An oil spill still threatens part of the world's largest mangrove forest in Bangladesh.
The oil spill covered nearly 40 miles of waterways. At low tide, oil marks are still clearly visible on the mangrove trees inside the Sundarban Forest.
Oil marks on the mangrove trees inside the Sundarban Forest
Cargo vessels are forced to wait on Pashur River while the clean-up is under way.
Cargo vessels waiting on the Pashur River
The people who usually fish in the Sela River are now busy collecting the oil.
People to collect oil from the river in Sundaban forest
The spill has affected the people who have homes by the Sela River and make a living from the waterways.
Oil stuck to houses built on the river bank
The Forest Department has encouraged local people to help with clean-up efforts. Villagers have been scooping oil from the rivers using pots and pans.
People collecting the oil.
It has become a source of income for many. Some of the oil is put into drums and sold to a state-owned oil company after it is collected.
Oil being drummed
An oil spill from a crashed tanker in Bangladesh's Sundarbans waterways is threatening a rare dolphin sanctuary and part of the world's largest mangrove forest. Much of the surrounding environment is now toxic.
A child near oil-covered plants
The tanker, believed to be carrying 350,000 litres of oil, collided with another vessel on 9 December. It has now been brought to shore.
The damaged oil tanker

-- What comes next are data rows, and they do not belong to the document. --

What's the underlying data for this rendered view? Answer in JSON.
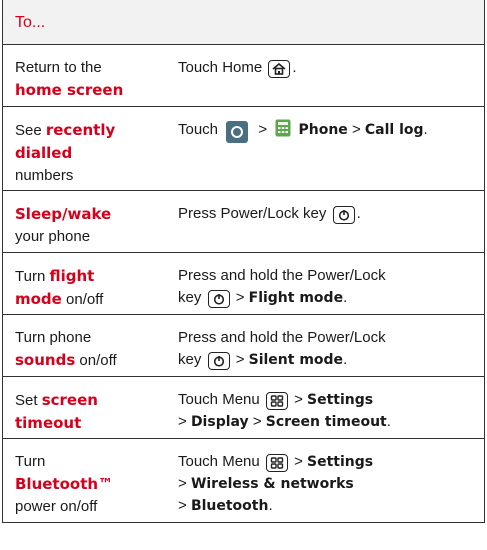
{
  "header": "To...",
  "rows": [
    {
      "a1": "Return to the",
      "a2": "home screen",
      "b1": "Touch Home",
      "b2": "."
    },
    {
      "a1": "See ",
      "a2": "recently",
      "a3": "dialled",
      "a4": "numbers",
      "b1": "Touch",
      "b2": ">",
      "b3": "Phone",
      "b4": ">",
      "b5": "Call log",
      "b6": "."
    },
    {
      "a1": "Sleep/wake",
      "a2": "your phone",
      "b1": "Press Power/Lock key",
      "b2": "."
    },
    {
      "a1": "Turn ",
      "a2": "flight",
      "a3": "mode",
      "a4": " on/off",
      "b1": "Press and hold the Power/Lock",
      "b2": "key",
      "b3": ">",
      "b4": "Flight mode",
      "b5": "."
    },
    {
      "a1": "Turn phone",
      "a2": "sounds",
      "a3": " on/off",
      "b1": "Press and hold the Power/Lock",
      "b2": "key",
      "b3": ">",
      "b4": "Silent mode",
      "b5": "."
    },
    {
      "a1": "Set ",
      "a2": "screen",
      "a3": "timeout",
      "b1": "Touch Menu",
      "b2": ">",
      "b3": "Settings",
      "b4": ">",
      "b5": "Display",
      "b6": ">",
      "b7": "Screen timeout",
      "b8": "."
    },
    {
      "a1": "Turn",
      "a2": "Bluetooth™",
      "a3": "power on/off",
      "b1": "Touch Menu",
      "b2": ">",
      "b3": "Settings",
      "b4": ">",
      "b5": "Wireless & networks",
      "b6": ">",
      "b7": "Bluetooth",
      "b8": "."
    }
  ],
  "colors": {
    "accent": "#d6001c",
    "header_bg": "#f2f2f2"
  },
  "icons": [
    "home-key-icon",
    "app-launcher-icon",
    "phone-app-icon",
    "power-key-icon",
    "menu-key-icon"
  ]
}
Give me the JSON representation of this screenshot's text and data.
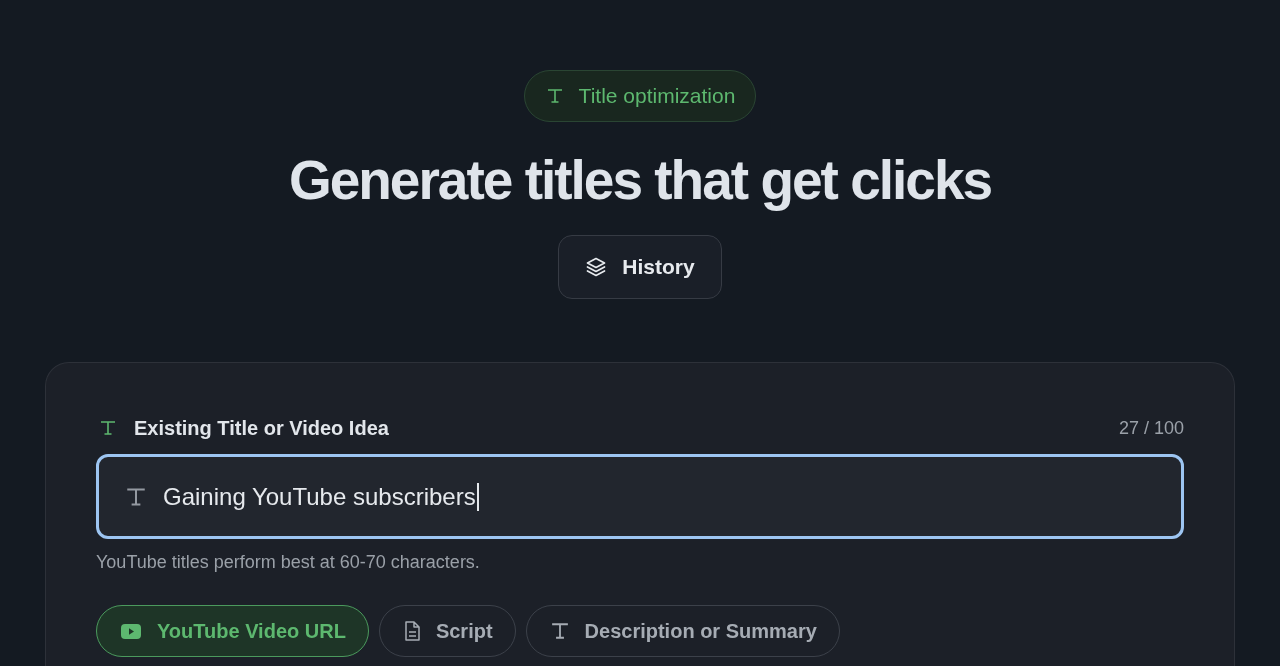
{
  "badge": {
    "label": "Title optimization"
  },
  "heading": "Generate titles that get clicks",
  "history_button": {
    "label": "History"
  },
  "title_field": {
    "label": "Existing Title or Video Idea",
    "counter": "27 / 100",
    "value": "Gaining YouTube subscribers",
    "focused": true,
    "hint": "YouTube titles perform best at 60-70 characters."
  },
  "source_options": [
    {
      "label": "YouTube Video URL",
      "kind": "video",
      "selected": true
    },
    {
      "label": "Script",
      "kind": "script",
      "selected": false
    },
    {
      "label": "Description or Summary",
      "kind": "text",
      "selected": false
    }
  ]
}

Many people continue to use water from the river for their daily household needs, despite the risks to their health.
Oil-covered houses by the river
The Sundarbans area contains part of the world's largest mangrove forest. But locals say mangroves by the river bank are going to die, as oil from the spillage has covered their roots.
Oil-covered mangrove roots near the river bank